======== TASK INPUTS

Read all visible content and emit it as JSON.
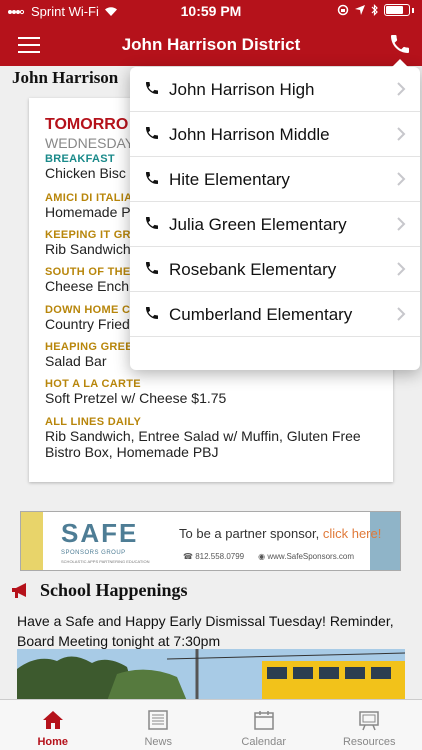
{
  "status_bar": {
    "carrier": "Sprint Wi-Fi",
    "time": "10:59 PM"
  },
  "nav": {
    "title": "John Harrison District"
  },
  "school_header": "John Harrison",
  "menu": {
    "day": "TOMORRO",
    "date": "WEDNESDAY",
    "sections": [
      {
        "label": "BREAKFAST",
        "text": "Chicken Bisc"
      },
      {
        "label": "AMICI DI ITALIA",
        "text": "Homemade P"
      },
      {
        "label": "KEEPING IT GR",
        "text": "Rib Sandwich"
      },
      {
        "label": "SOUTH OF THE",
        "text": "Cheese Ench"
      },
      {
        "label": "DOWN HOME C",
        "text": "Country Fried"
      },
      {
        "label": "HEAPING GREE",
        "text": "Salad Bar"
      },
      {
        "label": "HOT A LA CARTE",
        "text": "Soft Pretzel w/ Cheese $1.75"
      },
      {
        "label": "ALL LINES DAILY",
        "text": "Rib Sandwich, Entree Salad w/ Muffin, Gluten Free Bistro Box, Homemade PBJ"
      }
    ]
  },
  "ad": {
    "logo": "SAFE",
    "logo_sub": "SPONSORS GROUP",
    "logo_sub2": "SCHOLASTIC APPS PARTNERING EDUCATION",
    "headline": "To be a partner sponsor,",
    "cta": "click here!",
    "phone": "812.558.0799",
    "website": "www.SafeSponsors.com"
  },
  "happenings": {
    "title": "School Happenings",
    "text": "Have a Safe and Happy Early Dismissal Tuesday! Reminder, Board Meeting tonight at 7:30pm"
  },
  "tabs": [
    {
      "label": "Home"
    },
    {
      "label": "News"
    },
    {
      "label": "Calendar"
    },
    {
      "label": "Resources"
    }
  ],
  "dropdown": {
    "items": [
      {
        "label": "John Harrison High"
      },
      {
        "label": "John Harrison Middle"
      },
      {
        "label": "Hite Elementary"
      },
      {
        "label": "Julia Green Elementary"
      },
      {
        "label": "Rosebank Elementary"
      },
      {
        "label": "Cumberland Elementary"
      }
    ]
  },
  "colors": {
    "brand": "#b5121b",
    "label_gold": "#b8860b",
    "label_teal": "#1a8a8a"
  }
}
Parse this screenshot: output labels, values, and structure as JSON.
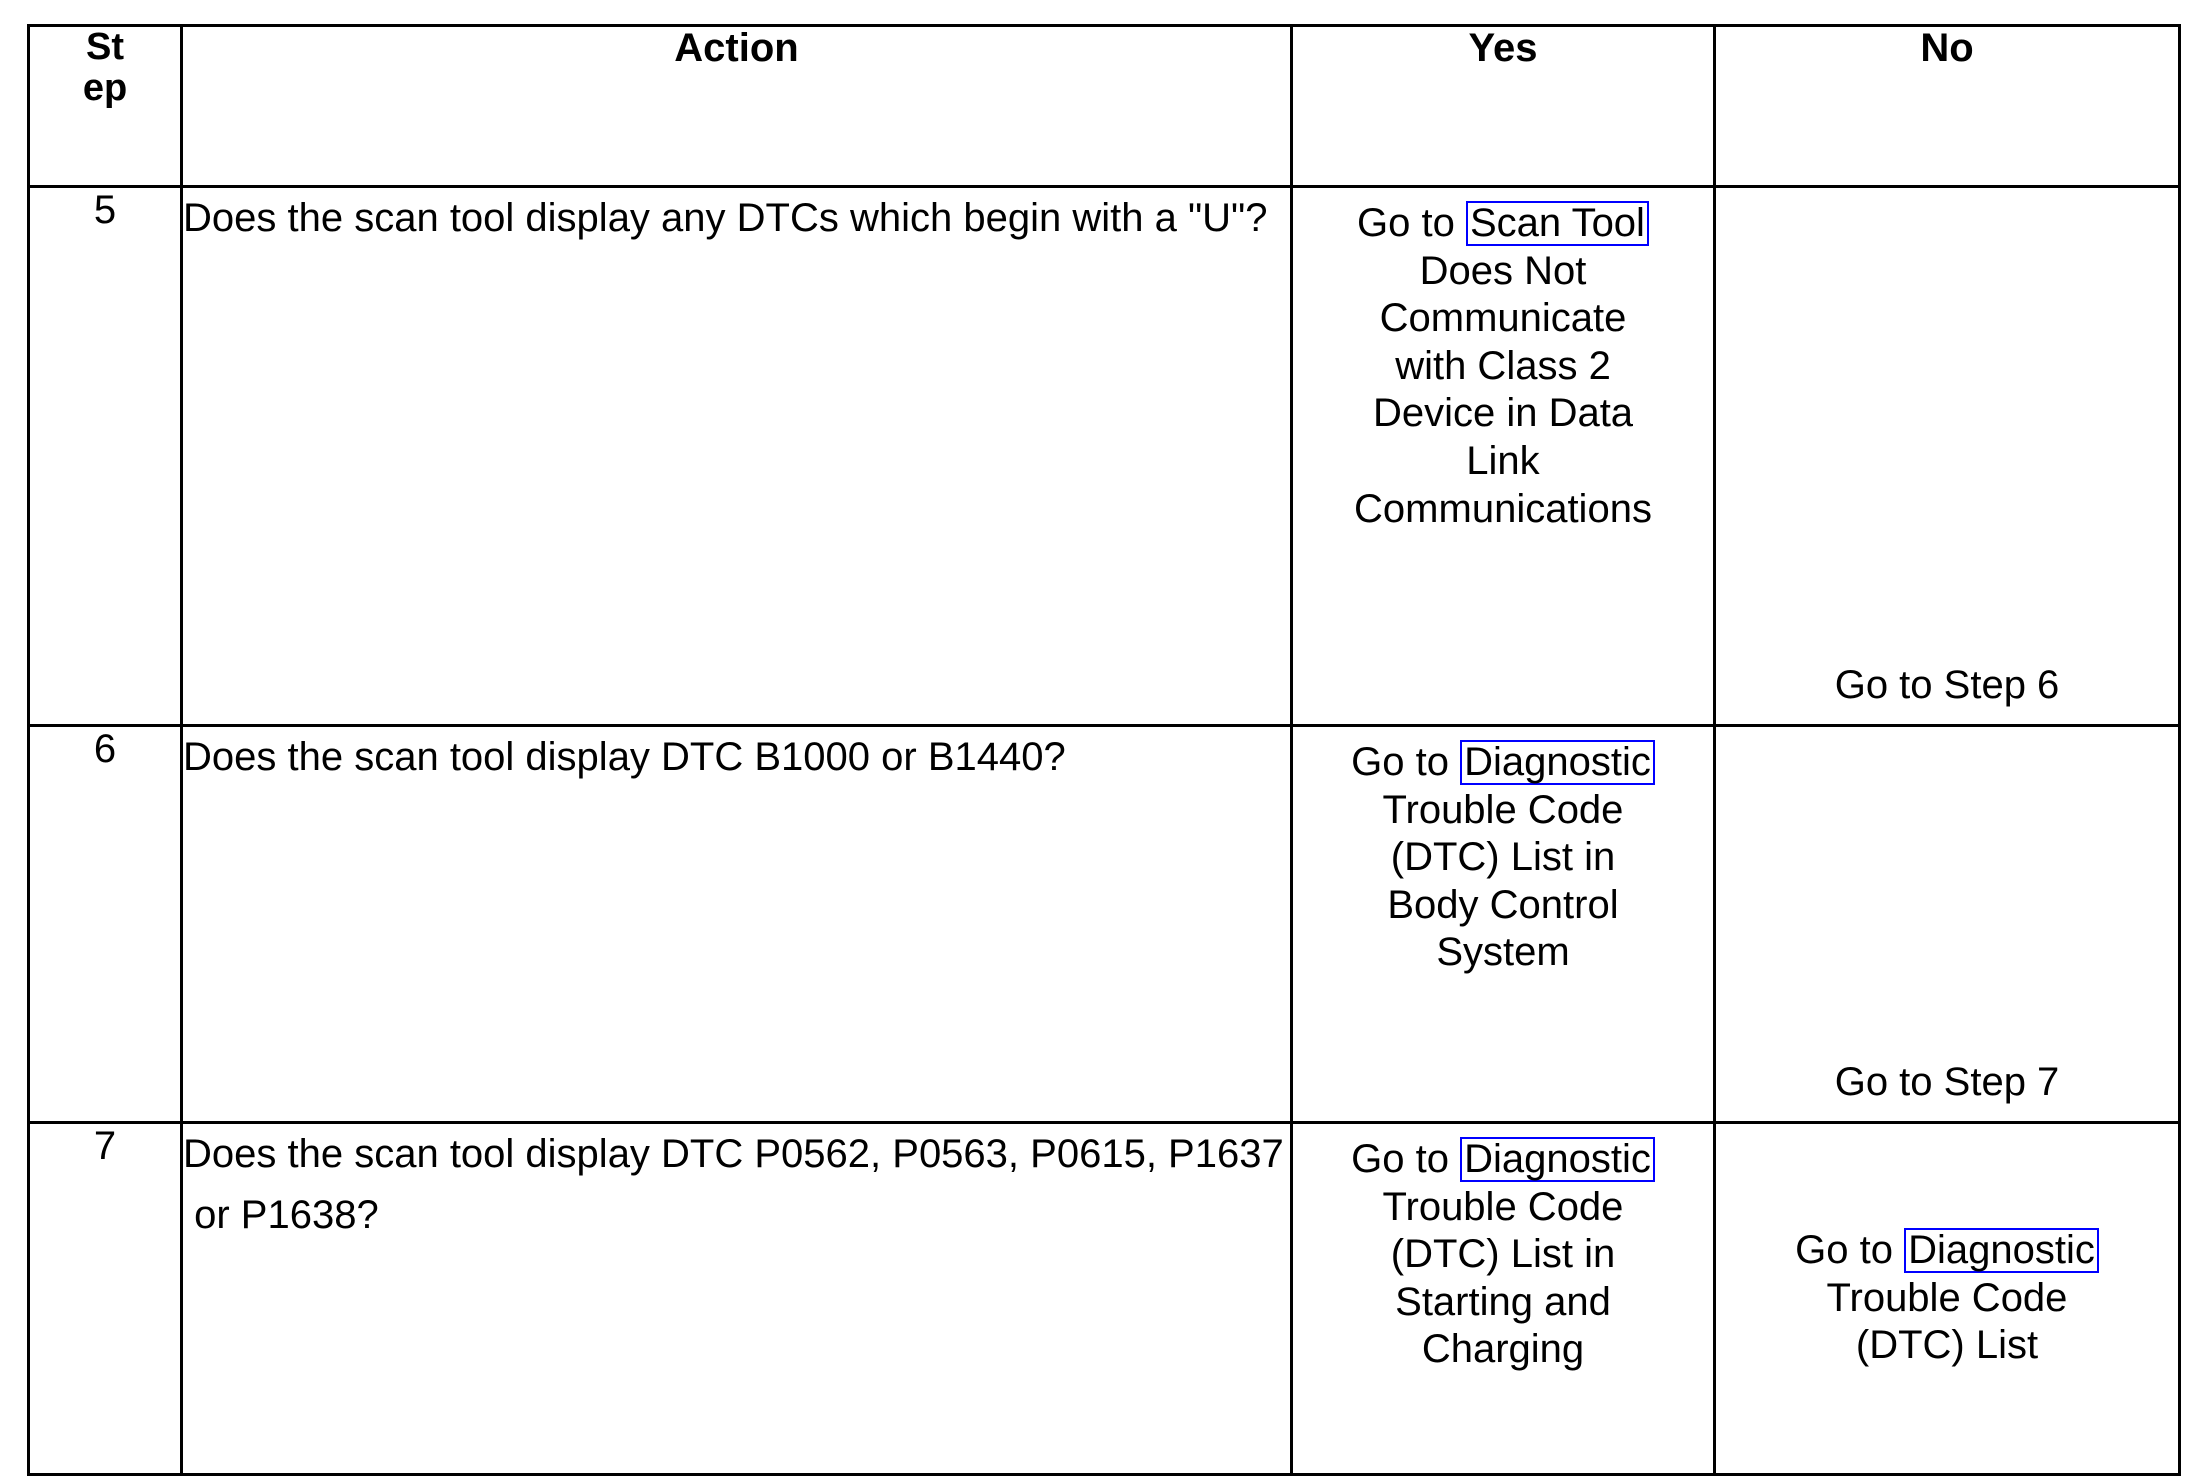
{
  "table": {
    "headers": {
      "step_line1": "St",
      "step_line2": "ep",
      "action": "Action",
      "yes": "Yes",
      "no": "No"
    },
    "link_color": "#0000FF",
    "border_color": "#000000",
    "rows": [
      {
        "step": "5",
        "action_lines": [
          "Does the scan tool display any DTCs which begin with a \"U\"?"
        ],
        "yes": {
          "lead": "Go to",
          "link": "Scan Tool",
          "rest_lines": [
            "Does Not",
            "Communicate",
            "with Class 2",
            "Device in Data",
            "Link",
            "Communications"
          ]
        },
        "no": {
          "lead": "",
          "link": "",
          "rest_lines": [
            "Go to Step 6"
          ]
        }
      },
      {
        "step": "6",
        "action_lines": [
          "Does the scan tool display DTC B1000 or B1440?"
        ],
        "yes": {
          "lead": "Go to",
          "link": "Diagnostic",
          "rest_lines": [
            "Trouble Code",
            "(DTC) List in",
            "Body Control",
            "System"
          ]
        },
        "no": {
          "lead": "",
          "link": "",
          "rest_lines": [
            "Go to Step 7"
          ]
        }
      },
      {
        "step": "7",
        "action_lines": [
          "Does the scan tool display DTC P0562, P0563, P0615, P1637",
          " or P1638?"
        ],
        "yes": {
          "lead": "Go to",
          "link": "Diagnostic",
          "rest_lines": [
            "Trouble Code",
            "(DTC) List in",
            "Starting and",
            "Charging"
          ]
        },
        "no": {
          "lead": "Go to",
          "link": "Diagnostic",
          "rest_lines": [
            "Trouble Code",
            "(DTC) List"
          ]
        }
      }
    ]
  }
}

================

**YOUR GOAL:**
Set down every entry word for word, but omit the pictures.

**RESULT OF THE EXERCISE:**
Read all visible content and emit it as JSON.
{
  "status_bar": {
    "carrier": "Sprint Wi-Fi",
    "time": "10:59 PM"
  },
  "nav": {
    "title": "John Harrison District"
  },
  "school_header": "John Harrison",
  "menu": {
    "day": "TOMORRO",
    "date": "WEDNESDAY",
    "sections": [
      {
        "label": "BREAKFAST",
        "text": "Chicken Bisc"
      },
      {
        "label": "AMICI DI ITALIA",
        "text": "Homemade P"
      },
      {
        "label": "KEEPING IT GR",
        "text": "Rib Sandwich"
      },
      {
        "label": "SOUTH OF THE",
        "text": "Cheese Ench"
      },
      {
        "label": "DOWN HOME C",
        "text": "Country Fried"
      },
      {
        "label": "HEAPING GREE",
        "text": "Salad Bar"
      },
      {
        "label": "HOT A LA CARTE",
        "text": "Soft Pretzel w/ Cheese $1.75"
      },
      {
        "label": "ALL LINES DAILY",
        "text": "Rib Sandwich, Entree Salad w/ Muffin, Gluten Free Bistro Box, Homemade PBJ"
      }
    ]
  },
  "ad": {
    "logo": "SAFE",
    "logo_sub": "SPONSORS GROUP",
    "logo_sub2": "SCHOLASTIC APPS PARTNERING EDUCATION",
    "headline": "To be a partner sponsor,",
    "cta": "click here!",
    "phone": "812.558.0799",
    "website": "www.SafeSponsors.com"
  },
  "happenings": {
    "title": "School Happenings",
    "text": "Have a Safe and Happy Early Dismissal Tuesday! Reminder, Board Meeting tonight at 7:30pm"
  },
  "tabs": [
    {
      "label": "Home"
    },
    {
      "label": "News"
    },
    {
      "label": "Calendar"
    },
    {
      "label": "Resources"
    }
  ],
  "dropdown": {
    "items": [
      {
        "label": "John Harrison High"
      },
      {
        "label": "John Harrison Middle"
      },
      {
        "label": "Hite Elementary"
      },
      {
        "label": "Julia Green Elementary"
      },
      {
        "label": "Rosebank Elementary"
      },
      {
        "label": "Cumberland Elementary"
      }
    ]
  },
  "colors": {
    "brand": "#b5121b",
    "label_gold": "#b8860b",
    "label_teal": "#1a8a8a"
  }
}
Parse this screenshot: output labels, values, and structure as JSON.
{
  "table": {
    "headers": {
      "step_line1": "St",
      "step_line2": "ep",
      "action": "Action",
      "yes": "Yes",
      "no": "No"
    },
    "link_color": "#0000FF",
    "border_color": "#000000",
    "rows": [
      {
        "step": "5",
        "action_lines": [
          "Does the scan tool display any DTCs which begin with a \"U\"?"
        ],
        "yes": {
          "lead": "Go to",
          "link": "Scan Tool",
          "rest_lines": [
            "Does Not",
            "Communicate",
            "with Class 2",
            "Device in Data",
            "Link",
            "Communications"
          ]
        },
        "no": {
          "lead": "",
          "link": "",
          "rest_lines": [
            "Go to Step 6"
          ]
        }
      },
      {
        "step": "6",
        "action_lines": [
          "Does the scan tool display DTC B1000 or B1440?"
        ],
        "yes": {
          "lead": "Go to",
          "link": "Diagnostic",
          "rest_lines": [
            "Trouble Code",
            "(DTC) List in",
            "Body Control",
            "System"
          ]
        },
        "no": {
          "lead": "",
          "link": "",
          "rest_lines": [
            "Go to Step 7"
          ]
        }
      },
      {
        "step": "7",
        "action_lines": [
          "Does the scan tool display DTC P0562, P0563, P0615, P1637",
          " or P1638?"
        ],
        "yes": {
          "lead": "Go to",
          "link": "Diagnostic",
          "rest_lines": [
            "Trouble Code",
            "(DTC) List in",
            "Starting and",
            "Charging"
          ]
        },
        "no": {
          "lead": "Go to",
          "link": "Diagnostic",
          "rest_lines": [
            "Trouble Code",
            "(DTC) List"
          ]
        }
      }
    ]
  }
}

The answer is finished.